EXERCISE PROMPT:
Each line of the listing where "Style" appears should be reported.

DATA FOR ANALYSIS:
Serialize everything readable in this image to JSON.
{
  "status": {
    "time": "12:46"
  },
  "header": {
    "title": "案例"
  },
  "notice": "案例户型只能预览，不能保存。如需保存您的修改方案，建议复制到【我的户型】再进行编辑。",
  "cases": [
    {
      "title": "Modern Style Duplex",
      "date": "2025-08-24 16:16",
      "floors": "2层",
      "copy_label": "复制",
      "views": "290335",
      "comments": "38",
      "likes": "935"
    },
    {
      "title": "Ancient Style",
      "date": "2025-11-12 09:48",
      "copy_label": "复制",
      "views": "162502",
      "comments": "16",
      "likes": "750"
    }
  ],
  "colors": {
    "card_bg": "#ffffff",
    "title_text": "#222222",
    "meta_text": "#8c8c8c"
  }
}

EXERCISE ANSWER:
      "title": "Modern Style Duplex",
      "title": "Ancient Style",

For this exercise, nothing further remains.